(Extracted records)
<<<<
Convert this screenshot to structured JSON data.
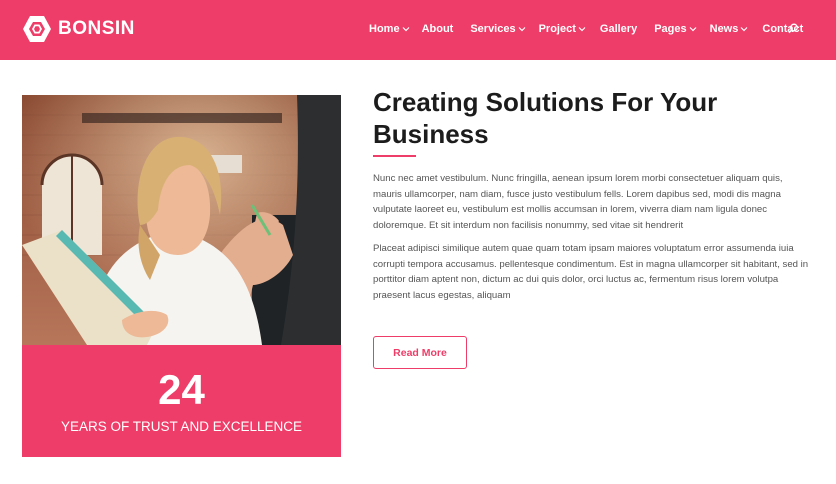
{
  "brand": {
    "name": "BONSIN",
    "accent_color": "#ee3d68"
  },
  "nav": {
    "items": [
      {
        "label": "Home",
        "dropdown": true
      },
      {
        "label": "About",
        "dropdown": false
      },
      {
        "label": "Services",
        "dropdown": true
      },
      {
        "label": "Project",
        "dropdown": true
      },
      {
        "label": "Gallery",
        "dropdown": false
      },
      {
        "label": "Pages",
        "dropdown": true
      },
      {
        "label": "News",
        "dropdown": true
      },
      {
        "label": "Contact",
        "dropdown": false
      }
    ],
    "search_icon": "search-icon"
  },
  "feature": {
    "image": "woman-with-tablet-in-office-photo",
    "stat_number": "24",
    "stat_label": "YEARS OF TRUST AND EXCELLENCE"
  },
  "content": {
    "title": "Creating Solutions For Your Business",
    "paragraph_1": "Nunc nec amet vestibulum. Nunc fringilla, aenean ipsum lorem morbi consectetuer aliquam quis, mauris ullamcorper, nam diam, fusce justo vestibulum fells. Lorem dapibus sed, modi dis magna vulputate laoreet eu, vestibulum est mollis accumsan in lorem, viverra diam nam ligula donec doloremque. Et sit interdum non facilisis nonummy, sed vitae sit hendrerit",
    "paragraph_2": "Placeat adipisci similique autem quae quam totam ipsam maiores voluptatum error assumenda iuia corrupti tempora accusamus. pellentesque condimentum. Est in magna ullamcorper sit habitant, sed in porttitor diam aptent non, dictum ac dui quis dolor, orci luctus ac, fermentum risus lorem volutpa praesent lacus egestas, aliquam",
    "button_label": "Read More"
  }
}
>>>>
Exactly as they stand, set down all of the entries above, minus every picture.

EXPECTED ANSWER:
Convert this screenshot to structured JSON data.
{
  "brand": {
    "name": "BONSIN",
    "accent_color": "#ee3d68"
  },
  "nav": {
    "items": [
      {
        "label": "Home",
        "dropdown": true
      },
      {
        "label": "About",
        "dropdown": false
      },
      {
        "label": "Services",
        "dropdown": true
      },
      {
        "label": "Project",
        "dropdown": true
      },
      {
        "label": "Gallery",
        "dropdown": false
      },
      {
        "label": "Pages",
        "dropdown": true
      },
      {
        "label": "News",
        "dropdown": true
      },
      {
        "label": "Contact",
        "dropdown": false
      }
    ],
    "search_icon": "search-icon"
  },
  "feature": {
    "image": "woman-with-tablet-in-office-photo",
    "stat_number": "24",
    "stat_label": "YEARS OF TRUST AND EXCELLENCE"
  },
  "content": {
    "title": "Creating Solutions For Your Business",
    "paragraph_1": "Nunc nec amet vestibulum. Nunc fringilla, aenean ipsum lorem morbi consectetuer aliquam quis, mauris ullamcorper, nam diam, fusce justo vestibulum fells. Lorem dapibus sed, modi dis magna vulputate laoreet eu, vestibulum est mollis accumsan in lorem, viverra diam nam ligula donec doloremque. Et sit interdum non facilisis nonummy, sed vitae sit hendrerit",
    "paragraph_2": "Placeat adipisci similique autem quae quam totam ipsam maiores voluptatum error assumenda iuia corrupti tempora accusamus. pellentesque condimentum. Est in magna ullamcorper sit habitant, sed in porttitor diam aptent non, dictum ac dui quis dolor, orci luctus ac, fermentum risus lorem volutpa praesent lacus egestas, aliquam",
    "button_label": "Read More"
  }
}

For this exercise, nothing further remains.